Kaiser Permanente Chairman and CEO Bernard J. Tyson thanks CARDIA study participants for 30 years of contributions to medical research.
In 1985, Kaiser Permanente researchers asked Wanda Johnson of Oakland if she would like to participate in a new heart study called CARDIA.
At a time when heart research focused primarily on middle-aged white men, CARDIA (Coronary Artery Risk Development in Young Adults) was the first major study of heart health to enroll participants who were 18 to 30 years old, black and white, and men and women.
“There were a lot of studies at that time on middle-aged Caucasian men, and to be a young, African-American female — it just seemed interesting,” said Johnson, a nurse practitioner.

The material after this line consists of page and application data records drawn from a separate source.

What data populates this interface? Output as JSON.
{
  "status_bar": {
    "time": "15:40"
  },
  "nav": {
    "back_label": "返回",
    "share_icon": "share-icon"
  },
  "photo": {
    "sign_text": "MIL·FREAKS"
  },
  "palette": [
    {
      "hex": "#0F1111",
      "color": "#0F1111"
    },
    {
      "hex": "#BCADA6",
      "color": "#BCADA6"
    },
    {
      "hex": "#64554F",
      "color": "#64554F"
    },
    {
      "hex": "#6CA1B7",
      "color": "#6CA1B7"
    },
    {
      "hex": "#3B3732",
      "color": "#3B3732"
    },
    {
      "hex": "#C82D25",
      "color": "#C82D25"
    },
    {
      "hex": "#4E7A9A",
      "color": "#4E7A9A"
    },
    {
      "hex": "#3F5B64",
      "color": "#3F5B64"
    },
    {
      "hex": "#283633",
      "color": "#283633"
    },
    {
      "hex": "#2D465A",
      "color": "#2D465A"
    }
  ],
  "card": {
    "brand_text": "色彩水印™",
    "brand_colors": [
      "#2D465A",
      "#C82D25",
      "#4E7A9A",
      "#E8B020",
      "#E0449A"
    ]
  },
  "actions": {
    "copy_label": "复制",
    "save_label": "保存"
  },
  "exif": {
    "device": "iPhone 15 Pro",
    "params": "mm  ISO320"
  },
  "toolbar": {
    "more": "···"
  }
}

Thirty years later, Bernard J. Tyson, chairman and CEO of Kaiser Permanente, personally thanked Johnson and hundreds of other study participants for their contributions to the landmark study of heart health.
“When we step forward with lessons and learnings, and better ways of providing care, we tell the world and the world listens,” Tyson told the study participants and their guests, who gathered at Impact Hub in Oakland for a celebration of their contributions to medical science in late October.
“There are millions of people who are going to be better off because of what you have done collectively, and they can’t come in this room and thank you,” Tyson said. “So I will thank you on their behalf.”
Nine Clinic Visits in 30 Years
In 2015 and 2016, nearly 1,000 participants in CARDIA returned to the research lab at Kaiser Permanente’s Oakland Medical Center for their ninth visit in 30 years. They each spent the day undergoing a battery of tests, including blood pressure, height and weight, an echocardiogram, and diet and lifestyle questionnaires.
Data collected from CARDIA participants in Oakland is pooled with data from participants in three other academic centers around the nation. With funding from the National Heart, Lung and Blood Institute, more than 665 peer-reviewed studies have been published so far, contributing to global understanding of heart disease, cardiac risk factors, and health disparities.
“To me, the most important message from the CARDIA study is that our health behaviors early in life impact enormously on our personal health later in life,” Stephen Sidney, MD, MPH, principal investigator of CARDIA, told the study participants.
Doing What It Takes
Tyson thanked Dr. Sidney and the CARDIA research team, and shared the story of his own heart attack and subsequent recovery 10 years ago. The lesson for him was that “health is critically important. Ever since my heart situation, I have not had a single bad day. For me, every day is beautiful.”
During a question and answer period, study participants joked about some of the tests that CARDIA has asked them complete over the years, such as mind-bending cognitive tests and plunging their arms into buckets of ice cubes prior to having their blood pressure taken.
While the original Kaiser Permanente study participants were all from the East Bay, over the last three decades they have dispersed across California and the United States, as well as 10 countries.
Nonetheless, 75 percent of the original participants returned for the 2015-2016 round of CARDIA tests in Oakland, and many said they will continue to come back for as long as they are needed. Several even flew in for the celebration at their own expense.
“As long as they can obtain some information with my health, I’ll be there,” Johnson said.